It seems like a no-brainer. Before you spend big bucks on a massive effort to improve life for the world’s poorest — say, distributing millions of free bed nets against malarial mosquitoes, or offering thousands of women microloans as small as $200 to start small businesses — you should run a smaller scale test to make sure the idea actually works. After all, just because a project sounds good in theory doesn’t mean it’s going to pan out in practice.
Or maybe some totally different method wouldn’t achieve better results for less money? For instance, maybe the key to lifting women’s incomes isn’t helping them start a small business but helping them land a salaried job?
Yet for decades, questions like this have been left unanswered.
Instead health and development aid for the world’s poorest has largely been designed based on what seems reasonable, rather than what can be proved with hard evidence.

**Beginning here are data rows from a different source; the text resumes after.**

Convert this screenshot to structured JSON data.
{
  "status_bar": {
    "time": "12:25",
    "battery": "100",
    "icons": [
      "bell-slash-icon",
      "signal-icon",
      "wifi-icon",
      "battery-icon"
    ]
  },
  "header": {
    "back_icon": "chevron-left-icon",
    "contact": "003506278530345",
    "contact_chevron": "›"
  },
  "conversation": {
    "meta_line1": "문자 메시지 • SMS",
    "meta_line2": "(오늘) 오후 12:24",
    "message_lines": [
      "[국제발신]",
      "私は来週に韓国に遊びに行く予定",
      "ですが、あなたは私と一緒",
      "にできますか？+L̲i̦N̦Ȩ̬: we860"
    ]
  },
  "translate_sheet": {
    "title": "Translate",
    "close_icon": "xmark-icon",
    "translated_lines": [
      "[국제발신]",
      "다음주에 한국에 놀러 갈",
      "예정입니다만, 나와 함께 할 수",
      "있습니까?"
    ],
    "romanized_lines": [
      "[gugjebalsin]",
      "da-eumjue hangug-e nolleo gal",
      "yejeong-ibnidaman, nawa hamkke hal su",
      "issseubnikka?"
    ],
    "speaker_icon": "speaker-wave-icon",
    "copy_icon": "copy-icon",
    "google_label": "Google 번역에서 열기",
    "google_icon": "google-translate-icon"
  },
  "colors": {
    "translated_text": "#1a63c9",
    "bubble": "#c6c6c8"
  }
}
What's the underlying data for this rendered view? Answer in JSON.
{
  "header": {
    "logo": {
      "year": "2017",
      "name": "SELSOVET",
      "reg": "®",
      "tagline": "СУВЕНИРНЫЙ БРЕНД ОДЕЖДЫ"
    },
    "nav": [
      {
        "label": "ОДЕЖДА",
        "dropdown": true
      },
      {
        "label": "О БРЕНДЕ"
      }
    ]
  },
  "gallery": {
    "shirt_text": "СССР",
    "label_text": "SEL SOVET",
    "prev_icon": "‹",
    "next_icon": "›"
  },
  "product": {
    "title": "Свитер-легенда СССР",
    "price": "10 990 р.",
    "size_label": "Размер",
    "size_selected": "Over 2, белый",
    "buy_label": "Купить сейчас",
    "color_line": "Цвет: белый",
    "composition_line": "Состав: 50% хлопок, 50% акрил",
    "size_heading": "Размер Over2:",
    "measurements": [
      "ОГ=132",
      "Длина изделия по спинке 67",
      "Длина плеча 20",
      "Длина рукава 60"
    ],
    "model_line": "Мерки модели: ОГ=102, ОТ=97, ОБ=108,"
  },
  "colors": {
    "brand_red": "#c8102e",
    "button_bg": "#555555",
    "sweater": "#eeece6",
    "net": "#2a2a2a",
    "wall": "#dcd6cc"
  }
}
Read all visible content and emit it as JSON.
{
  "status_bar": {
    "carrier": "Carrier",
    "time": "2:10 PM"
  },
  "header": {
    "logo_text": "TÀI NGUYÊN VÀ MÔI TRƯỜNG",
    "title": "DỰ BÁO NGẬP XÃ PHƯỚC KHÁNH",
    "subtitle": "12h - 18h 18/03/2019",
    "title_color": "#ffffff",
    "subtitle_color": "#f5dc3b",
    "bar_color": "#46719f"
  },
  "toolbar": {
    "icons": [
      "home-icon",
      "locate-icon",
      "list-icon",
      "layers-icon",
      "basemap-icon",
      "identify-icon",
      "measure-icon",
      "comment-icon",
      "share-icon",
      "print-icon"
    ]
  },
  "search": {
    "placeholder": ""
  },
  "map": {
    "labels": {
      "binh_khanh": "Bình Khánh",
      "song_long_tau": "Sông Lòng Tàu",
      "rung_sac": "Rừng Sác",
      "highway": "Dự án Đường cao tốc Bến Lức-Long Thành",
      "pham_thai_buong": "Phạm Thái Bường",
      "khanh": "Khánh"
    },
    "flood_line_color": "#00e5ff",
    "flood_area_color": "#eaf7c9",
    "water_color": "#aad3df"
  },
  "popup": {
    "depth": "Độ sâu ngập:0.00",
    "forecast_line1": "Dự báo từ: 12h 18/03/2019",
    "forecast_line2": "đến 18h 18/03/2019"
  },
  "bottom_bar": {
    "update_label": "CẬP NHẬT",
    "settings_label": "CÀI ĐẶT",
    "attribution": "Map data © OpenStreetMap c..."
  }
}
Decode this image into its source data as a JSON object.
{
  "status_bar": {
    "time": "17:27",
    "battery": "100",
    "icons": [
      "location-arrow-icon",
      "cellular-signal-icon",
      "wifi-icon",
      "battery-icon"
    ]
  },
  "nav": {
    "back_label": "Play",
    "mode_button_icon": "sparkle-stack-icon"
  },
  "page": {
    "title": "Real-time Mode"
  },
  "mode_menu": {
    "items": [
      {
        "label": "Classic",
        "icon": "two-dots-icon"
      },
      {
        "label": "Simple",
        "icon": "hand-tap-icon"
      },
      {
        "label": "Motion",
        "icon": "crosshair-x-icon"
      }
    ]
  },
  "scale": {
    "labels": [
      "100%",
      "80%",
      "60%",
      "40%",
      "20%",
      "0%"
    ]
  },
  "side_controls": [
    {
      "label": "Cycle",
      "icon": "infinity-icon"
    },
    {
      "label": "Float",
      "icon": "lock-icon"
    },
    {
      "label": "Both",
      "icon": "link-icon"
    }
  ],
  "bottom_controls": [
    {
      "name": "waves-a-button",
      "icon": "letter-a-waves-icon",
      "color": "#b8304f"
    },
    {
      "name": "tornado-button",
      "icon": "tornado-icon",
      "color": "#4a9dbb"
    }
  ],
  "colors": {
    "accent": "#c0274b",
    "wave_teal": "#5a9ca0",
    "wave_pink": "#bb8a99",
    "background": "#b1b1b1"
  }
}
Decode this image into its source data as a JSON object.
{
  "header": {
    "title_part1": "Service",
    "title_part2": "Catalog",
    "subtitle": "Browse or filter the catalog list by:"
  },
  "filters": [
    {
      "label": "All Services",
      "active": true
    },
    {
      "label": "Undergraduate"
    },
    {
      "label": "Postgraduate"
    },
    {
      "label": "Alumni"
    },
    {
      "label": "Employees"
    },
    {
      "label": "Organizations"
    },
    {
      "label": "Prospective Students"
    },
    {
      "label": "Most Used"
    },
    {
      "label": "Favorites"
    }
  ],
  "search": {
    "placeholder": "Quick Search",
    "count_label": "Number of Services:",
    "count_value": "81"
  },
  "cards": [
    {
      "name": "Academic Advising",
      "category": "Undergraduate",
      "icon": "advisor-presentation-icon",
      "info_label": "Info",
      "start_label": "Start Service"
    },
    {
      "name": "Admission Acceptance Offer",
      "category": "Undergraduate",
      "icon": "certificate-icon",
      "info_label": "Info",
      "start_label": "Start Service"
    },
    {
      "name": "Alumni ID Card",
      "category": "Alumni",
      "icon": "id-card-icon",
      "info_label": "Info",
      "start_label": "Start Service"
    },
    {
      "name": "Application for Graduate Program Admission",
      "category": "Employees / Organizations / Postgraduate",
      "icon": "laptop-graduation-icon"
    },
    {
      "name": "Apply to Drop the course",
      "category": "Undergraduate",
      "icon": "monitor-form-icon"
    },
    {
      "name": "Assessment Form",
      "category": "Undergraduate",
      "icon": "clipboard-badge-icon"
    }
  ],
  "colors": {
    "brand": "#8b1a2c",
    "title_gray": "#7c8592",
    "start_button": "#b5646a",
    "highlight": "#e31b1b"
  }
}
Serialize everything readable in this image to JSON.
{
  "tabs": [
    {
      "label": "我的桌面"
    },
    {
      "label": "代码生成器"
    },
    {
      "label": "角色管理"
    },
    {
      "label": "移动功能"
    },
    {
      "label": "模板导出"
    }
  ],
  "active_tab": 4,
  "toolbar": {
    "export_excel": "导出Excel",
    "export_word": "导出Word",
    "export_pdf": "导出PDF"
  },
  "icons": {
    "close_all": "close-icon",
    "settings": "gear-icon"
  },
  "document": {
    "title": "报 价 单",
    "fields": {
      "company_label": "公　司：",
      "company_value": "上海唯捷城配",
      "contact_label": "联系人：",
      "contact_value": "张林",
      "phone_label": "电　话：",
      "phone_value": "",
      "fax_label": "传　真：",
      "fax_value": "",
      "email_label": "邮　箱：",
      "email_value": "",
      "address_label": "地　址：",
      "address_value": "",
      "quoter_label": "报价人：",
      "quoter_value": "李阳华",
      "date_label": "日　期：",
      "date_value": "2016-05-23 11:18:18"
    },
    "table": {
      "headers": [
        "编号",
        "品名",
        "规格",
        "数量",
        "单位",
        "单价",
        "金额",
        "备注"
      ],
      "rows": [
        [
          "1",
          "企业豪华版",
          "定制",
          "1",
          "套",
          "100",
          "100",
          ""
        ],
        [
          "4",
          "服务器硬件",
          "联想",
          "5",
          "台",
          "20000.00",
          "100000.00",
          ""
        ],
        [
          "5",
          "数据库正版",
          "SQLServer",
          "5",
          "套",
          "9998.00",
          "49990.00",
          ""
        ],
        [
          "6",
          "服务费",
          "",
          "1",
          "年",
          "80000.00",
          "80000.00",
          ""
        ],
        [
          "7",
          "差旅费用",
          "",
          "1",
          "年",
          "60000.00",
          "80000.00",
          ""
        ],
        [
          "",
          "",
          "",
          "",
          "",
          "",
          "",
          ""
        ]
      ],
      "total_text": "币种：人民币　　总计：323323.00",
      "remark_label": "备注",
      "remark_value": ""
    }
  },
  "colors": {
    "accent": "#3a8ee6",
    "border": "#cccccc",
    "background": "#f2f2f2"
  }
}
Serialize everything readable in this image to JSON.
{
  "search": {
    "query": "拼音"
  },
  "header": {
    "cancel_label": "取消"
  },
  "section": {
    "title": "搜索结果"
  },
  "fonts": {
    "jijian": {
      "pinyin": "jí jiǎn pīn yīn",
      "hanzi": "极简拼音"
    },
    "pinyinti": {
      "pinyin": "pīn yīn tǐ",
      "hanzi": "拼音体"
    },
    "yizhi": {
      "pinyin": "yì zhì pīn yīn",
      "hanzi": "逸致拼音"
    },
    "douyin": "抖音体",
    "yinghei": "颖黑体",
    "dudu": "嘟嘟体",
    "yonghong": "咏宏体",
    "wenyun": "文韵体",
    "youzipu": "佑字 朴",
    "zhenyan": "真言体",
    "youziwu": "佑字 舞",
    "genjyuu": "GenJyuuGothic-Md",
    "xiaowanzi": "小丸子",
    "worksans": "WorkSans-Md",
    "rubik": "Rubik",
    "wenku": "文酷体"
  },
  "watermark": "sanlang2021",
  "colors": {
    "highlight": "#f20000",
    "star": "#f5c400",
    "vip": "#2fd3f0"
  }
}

However, in the early 2000s a growing movement of social science researchers have been pushing policy-makers to do “impact evaluations” of their programs.